Segment Open
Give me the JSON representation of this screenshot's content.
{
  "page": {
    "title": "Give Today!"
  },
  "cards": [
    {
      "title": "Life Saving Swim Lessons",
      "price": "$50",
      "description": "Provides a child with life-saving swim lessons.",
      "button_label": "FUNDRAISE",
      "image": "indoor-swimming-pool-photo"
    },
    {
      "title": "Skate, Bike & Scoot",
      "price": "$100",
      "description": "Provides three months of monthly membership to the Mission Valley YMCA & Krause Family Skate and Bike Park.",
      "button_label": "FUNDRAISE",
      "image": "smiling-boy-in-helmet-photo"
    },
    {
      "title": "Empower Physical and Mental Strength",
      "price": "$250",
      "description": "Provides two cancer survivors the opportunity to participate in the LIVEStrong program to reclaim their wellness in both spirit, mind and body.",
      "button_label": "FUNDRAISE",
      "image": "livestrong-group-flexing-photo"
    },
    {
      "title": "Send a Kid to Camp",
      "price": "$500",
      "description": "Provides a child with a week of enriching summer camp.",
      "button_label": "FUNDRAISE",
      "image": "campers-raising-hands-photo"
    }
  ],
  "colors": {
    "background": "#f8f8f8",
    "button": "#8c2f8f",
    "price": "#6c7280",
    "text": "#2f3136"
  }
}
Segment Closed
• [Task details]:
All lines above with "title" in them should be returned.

• [Output for this task]:
    "title": "Give Today!"
      "title": "Life Saving Swim Lessons",
      "title": "Skate, Bike & Scoot",
      "title": "Empower Physical and Mental Strength",
      "title": "Send a Kid to Camp",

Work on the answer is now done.